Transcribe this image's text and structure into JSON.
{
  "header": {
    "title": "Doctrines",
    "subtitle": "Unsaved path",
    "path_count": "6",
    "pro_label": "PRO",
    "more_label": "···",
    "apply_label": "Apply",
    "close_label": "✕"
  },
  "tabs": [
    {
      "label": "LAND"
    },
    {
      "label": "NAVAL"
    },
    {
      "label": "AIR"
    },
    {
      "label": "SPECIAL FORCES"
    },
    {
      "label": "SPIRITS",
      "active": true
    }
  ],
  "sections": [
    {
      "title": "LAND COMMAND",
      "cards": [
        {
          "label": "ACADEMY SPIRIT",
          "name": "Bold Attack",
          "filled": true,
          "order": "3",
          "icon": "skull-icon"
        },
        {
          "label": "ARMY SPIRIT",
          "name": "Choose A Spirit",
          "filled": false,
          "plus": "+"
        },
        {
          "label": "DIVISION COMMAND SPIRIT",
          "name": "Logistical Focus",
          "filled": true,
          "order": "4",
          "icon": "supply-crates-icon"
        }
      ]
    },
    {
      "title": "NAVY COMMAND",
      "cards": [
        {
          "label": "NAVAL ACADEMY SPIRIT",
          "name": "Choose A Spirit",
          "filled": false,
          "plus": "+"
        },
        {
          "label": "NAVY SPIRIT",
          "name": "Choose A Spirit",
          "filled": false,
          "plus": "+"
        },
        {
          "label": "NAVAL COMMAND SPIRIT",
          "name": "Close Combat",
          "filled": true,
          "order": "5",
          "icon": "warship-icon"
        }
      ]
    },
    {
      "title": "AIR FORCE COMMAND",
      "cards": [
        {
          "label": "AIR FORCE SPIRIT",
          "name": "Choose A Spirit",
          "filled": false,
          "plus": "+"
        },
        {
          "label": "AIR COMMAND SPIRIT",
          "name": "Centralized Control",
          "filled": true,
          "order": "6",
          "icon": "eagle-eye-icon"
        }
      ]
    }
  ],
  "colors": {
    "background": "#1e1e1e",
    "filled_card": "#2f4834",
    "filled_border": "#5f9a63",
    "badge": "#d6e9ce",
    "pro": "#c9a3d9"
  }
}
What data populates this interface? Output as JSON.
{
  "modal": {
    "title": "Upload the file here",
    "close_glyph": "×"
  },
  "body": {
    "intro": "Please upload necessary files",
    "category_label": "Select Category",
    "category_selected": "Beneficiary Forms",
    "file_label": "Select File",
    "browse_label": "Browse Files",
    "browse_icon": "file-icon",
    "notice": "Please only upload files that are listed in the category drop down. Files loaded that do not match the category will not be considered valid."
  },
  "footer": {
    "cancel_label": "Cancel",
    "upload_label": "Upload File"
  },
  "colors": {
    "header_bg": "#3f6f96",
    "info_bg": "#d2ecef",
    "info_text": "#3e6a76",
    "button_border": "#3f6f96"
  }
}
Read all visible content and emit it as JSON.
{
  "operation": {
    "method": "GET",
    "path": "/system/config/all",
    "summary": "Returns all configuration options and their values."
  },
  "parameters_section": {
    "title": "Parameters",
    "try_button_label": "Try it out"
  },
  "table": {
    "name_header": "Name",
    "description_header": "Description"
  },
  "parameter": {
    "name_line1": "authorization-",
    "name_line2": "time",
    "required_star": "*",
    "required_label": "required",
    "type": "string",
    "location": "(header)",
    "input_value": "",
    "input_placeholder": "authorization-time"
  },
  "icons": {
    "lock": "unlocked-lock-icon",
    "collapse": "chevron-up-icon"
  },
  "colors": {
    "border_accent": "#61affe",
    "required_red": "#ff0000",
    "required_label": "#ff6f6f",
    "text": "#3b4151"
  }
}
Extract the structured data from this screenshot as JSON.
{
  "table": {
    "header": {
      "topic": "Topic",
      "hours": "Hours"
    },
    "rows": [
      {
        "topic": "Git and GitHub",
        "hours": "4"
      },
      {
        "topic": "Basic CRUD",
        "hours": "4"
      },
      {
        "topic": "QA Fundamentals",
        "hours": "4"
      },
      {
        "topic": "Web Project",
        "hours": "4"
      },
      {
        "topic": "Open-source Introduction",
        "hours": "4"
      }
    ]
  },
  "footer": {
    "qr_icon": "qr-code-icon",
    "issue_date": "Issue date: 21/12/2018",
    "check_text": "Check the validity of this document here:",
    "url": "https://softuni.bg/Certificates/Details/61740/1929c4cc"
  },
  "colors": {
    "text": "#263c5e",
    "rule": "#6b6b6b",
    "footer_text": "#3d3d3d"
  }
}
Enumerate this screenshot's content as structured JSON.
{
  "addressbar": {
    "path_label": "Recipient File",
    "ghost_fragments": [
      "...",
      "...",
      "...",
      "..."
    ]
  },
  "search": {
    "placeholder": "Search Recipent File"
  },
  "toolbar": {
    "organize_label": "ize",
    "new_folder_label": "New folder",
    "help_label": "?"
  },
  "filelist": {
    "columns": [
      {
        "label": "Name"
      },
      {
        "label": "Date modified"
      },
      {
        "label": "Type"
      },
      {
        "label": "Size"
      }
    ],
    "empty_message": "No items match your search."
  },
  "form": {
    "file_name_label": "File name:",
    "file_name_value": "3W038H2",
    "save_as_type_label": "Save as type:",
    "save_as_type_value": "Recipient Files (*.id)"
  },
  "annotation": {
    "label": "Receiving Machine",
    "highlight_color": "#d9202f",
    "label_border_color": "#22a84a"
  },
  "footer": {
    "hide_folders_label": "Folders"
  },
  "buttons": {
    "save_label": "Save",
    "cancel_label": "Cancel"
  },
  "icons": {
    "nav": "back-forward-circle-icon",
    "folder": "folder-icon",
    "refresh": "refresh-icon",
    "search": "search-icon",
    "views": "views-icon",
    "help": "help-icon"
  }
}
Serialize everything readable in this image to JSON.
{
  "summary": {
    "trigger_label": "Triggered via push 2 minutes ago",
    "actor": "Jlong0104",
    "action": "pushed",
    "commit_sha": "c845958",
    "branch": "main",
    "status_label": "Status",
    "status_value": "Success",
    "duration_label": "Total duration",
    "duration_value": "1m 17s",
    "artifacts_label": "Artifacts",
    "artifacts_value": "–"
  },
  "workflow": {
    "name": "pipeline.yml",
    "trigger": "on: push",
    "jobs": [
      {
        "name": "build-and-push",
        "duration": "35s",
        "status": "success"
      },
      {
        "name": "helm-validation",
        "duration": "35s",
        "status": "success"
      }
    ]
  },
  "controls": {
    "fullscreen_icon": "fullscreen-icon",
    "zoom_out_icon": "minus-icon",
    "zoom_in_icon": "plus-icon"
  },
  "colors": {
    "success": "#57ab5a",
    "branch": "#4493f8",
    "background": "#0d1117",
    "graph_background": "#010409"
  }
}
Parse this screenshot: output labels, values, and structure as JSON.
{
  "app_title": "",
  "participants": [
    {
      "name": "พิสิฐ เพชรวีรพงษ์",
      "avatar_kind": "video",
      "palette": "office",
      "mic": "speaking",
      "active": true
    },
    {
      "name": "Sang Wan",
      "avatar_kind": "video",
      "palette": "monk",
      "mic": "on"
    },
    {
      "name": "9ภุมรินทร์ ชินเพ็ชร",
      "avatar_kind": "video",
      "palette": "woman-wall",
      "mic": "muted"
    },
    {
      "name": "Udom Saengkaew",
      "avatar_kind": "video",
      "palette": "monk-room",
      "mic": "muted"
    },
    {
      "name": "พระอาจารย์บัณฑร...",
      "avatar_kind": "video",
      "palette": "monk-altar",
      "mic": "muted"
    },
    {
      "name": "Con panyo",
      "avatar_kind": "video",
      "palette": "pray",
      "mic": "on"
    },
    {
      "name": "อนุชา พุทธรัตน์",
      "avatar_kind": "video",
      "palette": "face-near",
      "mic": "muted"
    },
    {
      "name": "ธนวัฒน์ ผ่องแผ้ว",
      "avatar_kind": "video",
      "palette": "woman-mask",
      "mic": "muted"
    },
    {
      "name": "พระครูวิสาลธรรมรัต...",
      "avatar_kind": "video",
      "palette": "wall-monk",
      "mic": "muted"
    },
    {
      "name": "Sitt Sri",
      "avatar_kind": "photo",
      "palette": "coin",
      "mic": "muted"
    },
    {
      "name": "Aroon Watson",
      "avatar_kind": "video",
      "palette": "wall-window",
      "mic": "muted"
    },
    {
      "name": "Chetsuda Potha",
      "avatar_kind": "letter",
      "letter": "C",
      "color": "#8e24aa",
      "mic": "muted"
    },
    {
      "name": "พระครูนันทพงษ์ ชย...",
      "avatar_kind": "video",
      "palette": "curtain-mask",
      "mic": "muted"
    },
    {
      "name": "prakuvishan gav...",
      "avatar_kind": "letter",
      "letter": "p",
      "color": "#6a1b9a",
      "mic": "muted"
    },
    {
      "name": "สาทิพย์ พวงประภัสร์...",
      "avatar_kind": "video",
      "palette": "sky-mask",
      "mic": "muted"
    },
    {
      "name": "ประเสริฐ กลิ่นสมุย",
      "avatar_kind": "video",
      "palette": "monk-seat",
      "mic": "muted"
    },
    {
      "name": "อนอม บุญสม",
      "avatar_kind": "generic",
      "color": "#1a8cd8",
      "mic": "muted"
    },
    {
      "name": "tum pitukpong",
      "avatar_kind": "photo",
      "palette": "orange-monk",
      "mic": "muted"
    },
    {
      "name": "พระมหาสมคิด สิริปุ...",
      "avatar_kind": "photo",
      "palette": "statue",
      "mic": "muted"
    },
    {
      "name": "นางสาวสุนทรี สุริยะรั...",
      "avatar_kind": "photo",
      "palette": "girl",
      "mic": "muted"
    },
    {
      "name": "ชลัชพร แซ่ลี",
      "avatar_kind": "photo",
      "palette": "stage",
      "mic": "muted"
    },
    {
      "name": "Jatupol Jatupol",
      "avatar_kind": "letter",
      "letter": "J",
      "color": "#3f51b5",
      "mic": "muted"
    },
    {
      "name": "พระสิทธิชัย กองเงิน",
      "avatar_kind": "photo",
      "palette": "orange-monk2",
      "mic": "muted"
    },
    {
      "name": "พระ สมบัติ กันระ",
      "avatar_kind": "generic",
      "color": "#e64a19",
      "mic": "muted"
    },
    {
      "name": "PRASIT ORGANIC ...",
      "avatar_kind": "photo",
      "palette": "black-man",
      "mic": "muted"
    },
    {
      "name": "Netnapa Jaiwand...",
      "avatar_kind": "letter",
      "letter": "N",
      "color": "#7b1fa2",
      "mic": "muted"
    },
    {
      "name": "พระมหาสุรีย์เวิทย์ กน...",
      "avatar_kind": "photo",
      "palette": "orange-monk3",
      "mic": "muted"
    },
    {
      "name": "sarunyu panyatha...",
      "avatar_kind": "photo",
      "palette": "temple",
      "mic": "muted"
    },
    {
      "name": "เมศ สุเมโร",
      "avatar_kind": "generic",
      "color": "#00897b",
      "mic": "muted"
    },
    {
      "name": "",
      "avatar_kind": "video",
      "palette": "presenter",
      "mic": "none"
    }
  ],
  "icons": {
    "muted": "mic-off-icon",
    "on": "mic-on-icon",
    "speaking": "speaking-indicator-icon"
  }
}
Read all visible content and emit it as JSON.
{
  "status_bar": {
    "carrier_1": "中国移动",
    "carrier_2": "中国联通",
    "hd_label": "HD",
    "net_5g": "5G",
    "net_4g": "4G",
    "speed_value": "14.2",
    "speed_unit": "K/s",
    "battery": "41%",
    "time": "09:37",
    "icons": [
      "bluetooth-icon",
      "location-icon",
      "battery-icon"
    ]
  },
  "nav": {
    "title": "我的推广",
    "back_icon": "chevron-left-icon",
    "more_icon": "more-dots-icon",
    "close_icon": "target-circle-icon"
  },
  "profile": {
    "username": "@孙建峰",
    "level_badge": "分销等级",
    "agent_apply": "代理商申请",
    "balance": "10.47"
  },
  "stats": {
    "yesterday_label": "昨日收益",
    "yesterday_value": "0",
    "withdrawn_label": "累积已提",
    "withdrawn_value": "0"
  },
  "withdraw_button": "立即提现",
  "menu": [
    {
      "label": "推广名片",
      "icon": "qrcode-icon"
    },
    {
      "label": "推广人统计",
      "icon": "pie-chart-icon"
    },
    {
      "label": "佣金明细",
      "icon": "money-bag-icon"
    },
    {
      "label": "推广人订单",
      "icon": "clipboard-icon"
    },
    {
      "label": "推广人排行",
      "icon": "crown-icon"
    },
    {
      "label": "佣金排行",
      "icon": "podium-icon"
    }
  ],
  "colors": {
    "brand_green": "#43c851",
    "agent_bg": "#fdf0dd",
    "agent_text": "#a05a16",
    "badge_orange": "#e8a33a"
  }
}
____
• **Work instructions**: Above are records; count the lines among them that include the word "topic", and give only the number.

• **Your solution**: 6